*** Opening of Record set ***

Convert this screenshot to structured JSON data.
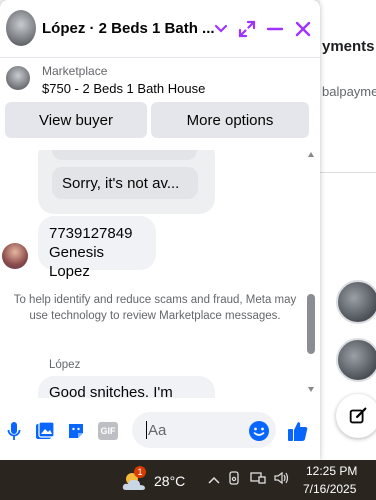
{
  "background": {
    "payments_fragment": "yments",
    "balpay_fragment": "balpayme"
  },
  "chat": {
    "title": "López · 2 Beds 1 Bath ...",
    "accent_color": "#a033ff",
    "marketplace": {
      "label": "Marketplace",
      "listing": "$750 - 2 Beds 1 Bath House",
      "buttons": [
        "View buyer",
        "More options"
      ]
    },
    "messages": {
      "quick_reply_partial": "Sorry, it's not av...",
      "phone_line1": "7739127849",
      "phone_line2": "Genesis Lopez",
      "notice": "To help identify and reduce scams and fraud, Meta may use technology to review Marketplace messages.",
      "sender": "López",
      "last_message": "Good snitches. I'm"
    },
    "composer": {
      "placeholder": "Aa",
      "gif_label": "GIF"
    }
  },
  "taskbar": {
    "temperature": "28°C",
    "weather_badge": "1",
    "time": "12:25 PM",
    "date": "7/16/2025"
  }
}
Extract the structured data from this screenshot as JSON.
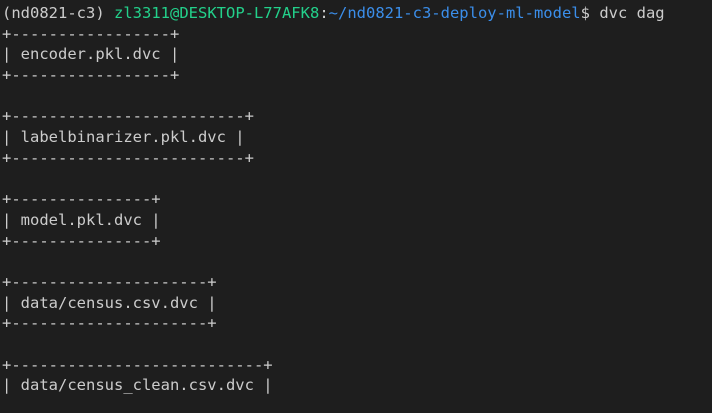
{
  "prompt": {
    "env": "(nd0821-c3)",
    "user_host": "zl3311@DESKTOP-L77AFK8",
    "separator": ":",
    "path": "~/nd0821-c3-deploy-ml-model",
    "dollar": "$",
    "command": "dvc dag"
  },
  "colors": {
    "background": "#1e1e1e",
    "text": "#cccccc",
    "user_host": "#23d18b",
    "path": "#3b8eea"
  },
  "dag_nodes": [
    {
      "top": "+-----------------+",
      "label": "| encoder.pkl.dvc |",
      "bottom": "+-----------------+"
    },
    {
      "top": "+-------------------------+",
      "label": "| labelbinarizer.pkl.dvc |",
      "bottom": "+-------------------------+"
    },
    {
      "top": "+---------------+",
      "label": "| model.pkl.dvc |",
      "bottom": "+---------------+"
    },
    {
      "top": "+---------------------+",
      "label": "| data/census.csv.dvc |",
      "bottom": "+---------------------+"
    },
    {
      "top": "+---------------------------+",
      "label": "| data/census_clean.csv.dvc |",
      "bottom": "+---------------------------+"
    }
  ]
}
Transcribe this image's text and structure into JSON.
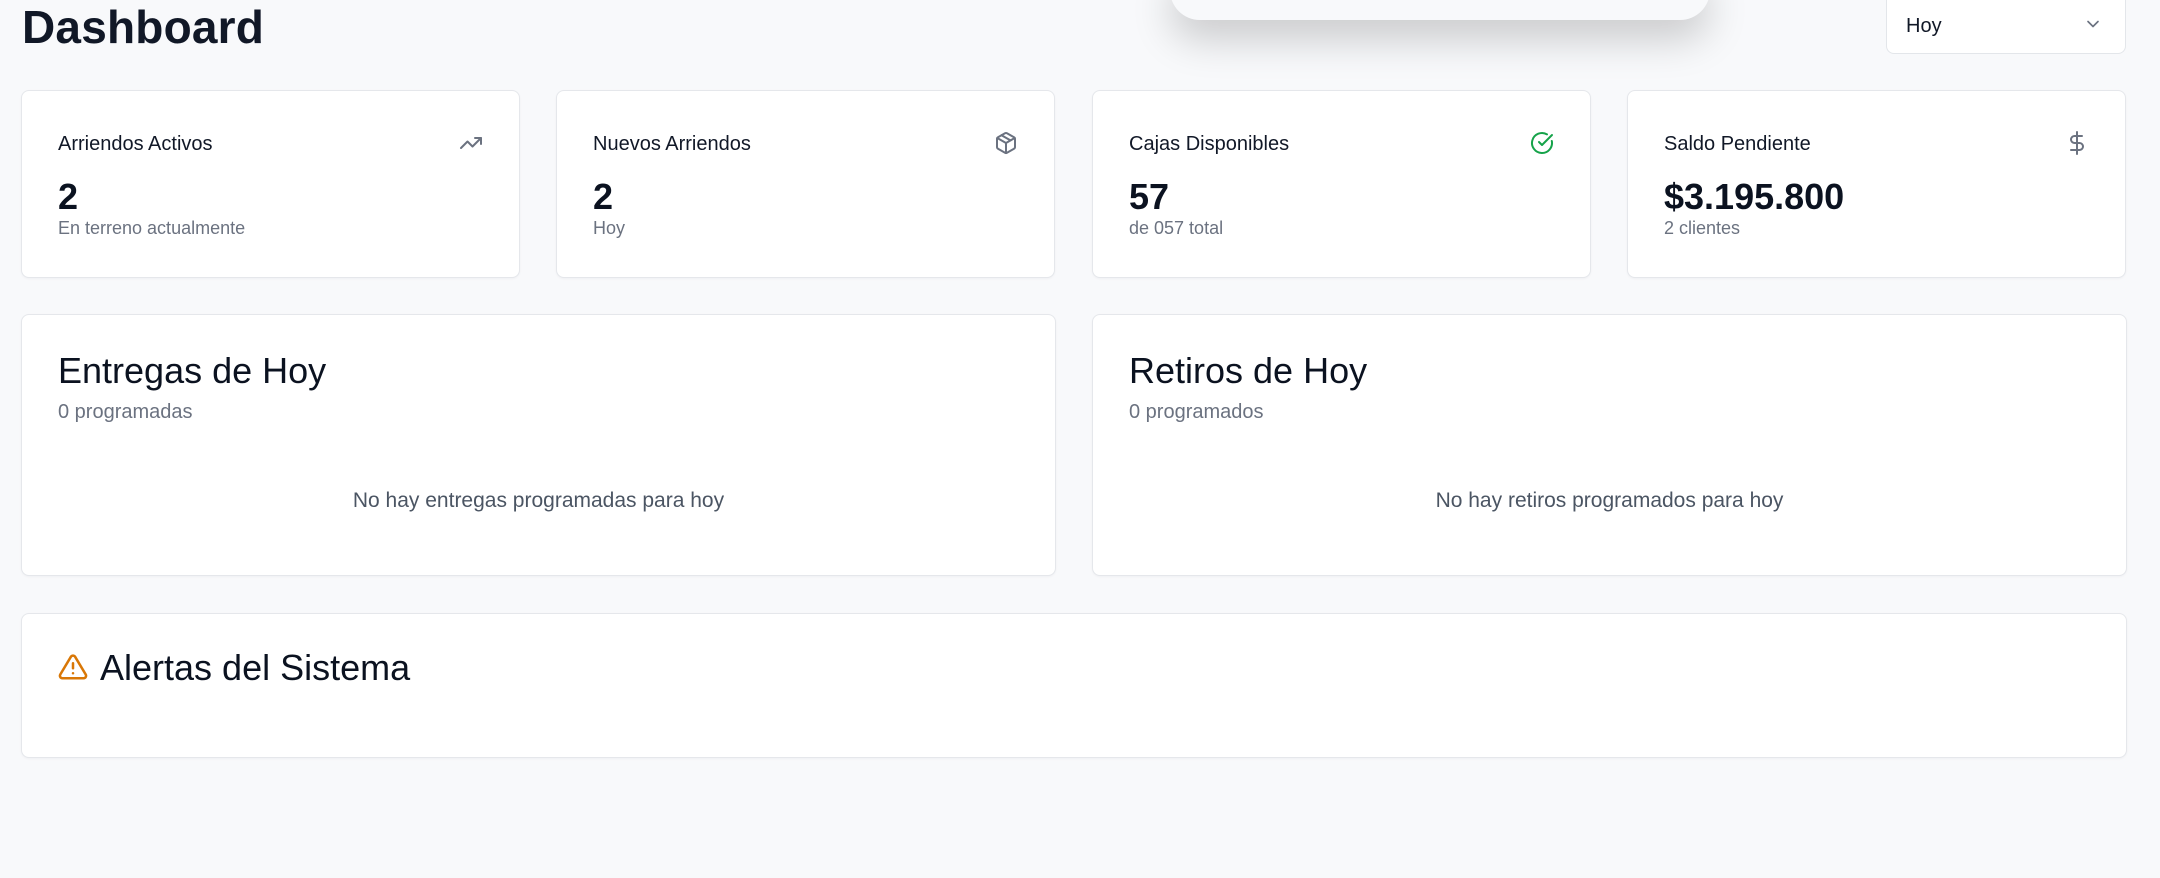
{
  "header": {
    "title": "Dashboard",
    "period_select": {
      "selected": "Hoy"
    }
  },
  "stats": [
    {
      "label": "Arriendos Activos",
      "value": "2",
      "sub": "En terreno actualmente",
      "icon": "trending-up-icon",
      "icon_color": "#6b7280"
    },
    {
      "label": "Nuevos Arriendos",
      "value": "2",
      "sub": "Hoy",
      "icon": "package-icon",
      "icon_color": "#6b7280"
    },
    {
      "label": "Cajas Disponibles",
      "value": "57",
      "sub": "de 057 total",
      "icon": "check-circle-icon",
      "icon_color": "#16a34a"
    },
    {
      "label": "Saldo Pendiente",
      "value": "$3.195.800",
      "sub": "2 clientes",
      "icon": "dollar-sign-icon",
      "icon_color": "#6b7280"
    }
  ],
  "deliveries": {
    "title": "Entregas de Hoy",
    "subtitle": "0 programadas",
    "empty_message": "No hay entregas programadas para hoy"
  },
  "pickups": {
    "title": "Retiros de Hoy",
    "subtitle": "0 programados",
    "empty_message": "No hay retiros programados para hoy"
  },
  "alerts": {
    "title": "Alertas del Sistema",
    "icon": "alert-triangle-icon",
    "icon_color": "#d97706"
  }
}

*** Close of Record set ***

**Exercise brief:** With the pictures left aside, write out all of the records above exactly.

**Exercise answer:**
Convert this screenshot to structured JSON data.
{
  "background": {
    "payments_fragment": "yments",
    "balpay_fragment": "balpayme"
  },
  "chat": {
    "title": "López · 2 Beds 1 Bath ...",
    "accent_color": "#a033ff",
    "marketplace": {
      "label": "Marketplace",
      "listing": "$750 - 2 Beds 1 Bath House",
      "buttons": [
        "View buyer",
        "More options"
      ]
    },
    "messages": {
      "quick_reply_partial": "Sorry, it's not av...",
      "phone_line1": "7739127849",
      "phone_line2": "Genesis Lopez",
      "notice": "To help identify and reduce scams and fraud, Meta may use technology to review Marketplace messages.",
      "sender": "López",
      "last_message": "Good snitches. I'm"
    },
    "composer": {
      "placeholder": "Aa",
      "gif_label": "GIF"
    }
  },
  "taskbar": {
    "temperature": "28°C",
    "weather_badge": "1",
    "time": "12:25 PM",
    "date": "7/16/2025"
  }
}
Extract the structured data from this screenshot as JSON.
{
  "prompt": {
    "env": "(nd0821-c3)",
    "user_host": "zl3311@DESKTOP-L77AFK8",
    "separator": ":",
    "path": "~/nd0821-c3-deploy-ml-model",
    "dollar": "$",
    "command": "dvc dag"
  },
  "colors": {
    "background": "#1e1e1e",
    "text": "#cccccc",
    "user_host": "#23d18b",
    "path": "#3b8eea"
  },
  "dag_nodes": [
    {
      "top": "+-----------------+",
      "label": "| encoder.pkl.dvc |",
      "bottom": "+-----------------+"
    },
    {
      "top": "+-------------------------+",
      "label": "| labelbinarizer.pkl.dvc |",
      "bottom": "+-------------------------+"
    },
    {
      "top": "+---------------+",
      "label": "| model.pkl.dvc |",
      "bottom": "+---------------+"
    },
    {
      "top": "+---------------------+",
      "label": "| data/census.csv.dvc |",
      "bottom": "+---------------------+"
    },
    {
      "top": "+---------------------------+",
      "label": "| data/census_clean.csv.dvc |",
      "bottom": "+---------------------------+"
    }
  ]
}
Transcribe this image's text and structure into JSON.
{
  "header": {
    "title": "Dashboard",
    "period_select": {
      "selected": "Hoy"
    }
  },
  "stats": [
    {
      "label": "Arriendos Activos",
      "value": "2",
      "sub": "En terreno actualmente",
      "icon": "trending-up-icon",
      "icon_color": "#6b7280"
    },
    {
      "label": "Nuevos Arriendos",
      "value": "2",
      "sub": "Hoy",
      "icon": "package-icon",
      "icon_color": "#6b7280"
    },
    {
      "label": "Cajas Disponibles",
      "value": "57",
      "sub": "de 057 total",
      "icon": "check-circle-icon",
      "icon_color": "#16a34a"
    },
    {
      "label": "Saldo Pendiente",
      "value": "$3.195.800",
      "sub": "2 clientes",
      "icon": "dollar-sign-icon",
      "icon_color": "#6b7280"
    }
  ],
  "deliveries": {
    "title": "Entregas de Hoy",
    "subtitle": "0 programadas",
    "empty_message": "No hay entregas programadas para hoy"
  },
  "pickups": {
    "title": "Retiros de Hoy",
    "subtitle": "0 programados",
    "empty_message": "No hay retiros programados para hoy"
  },
  "alerts": {
    "title": "Alertas del Sistema",
    "icon": "alert-triangle-icon",
    "icon_color": "#d97706"
  }
}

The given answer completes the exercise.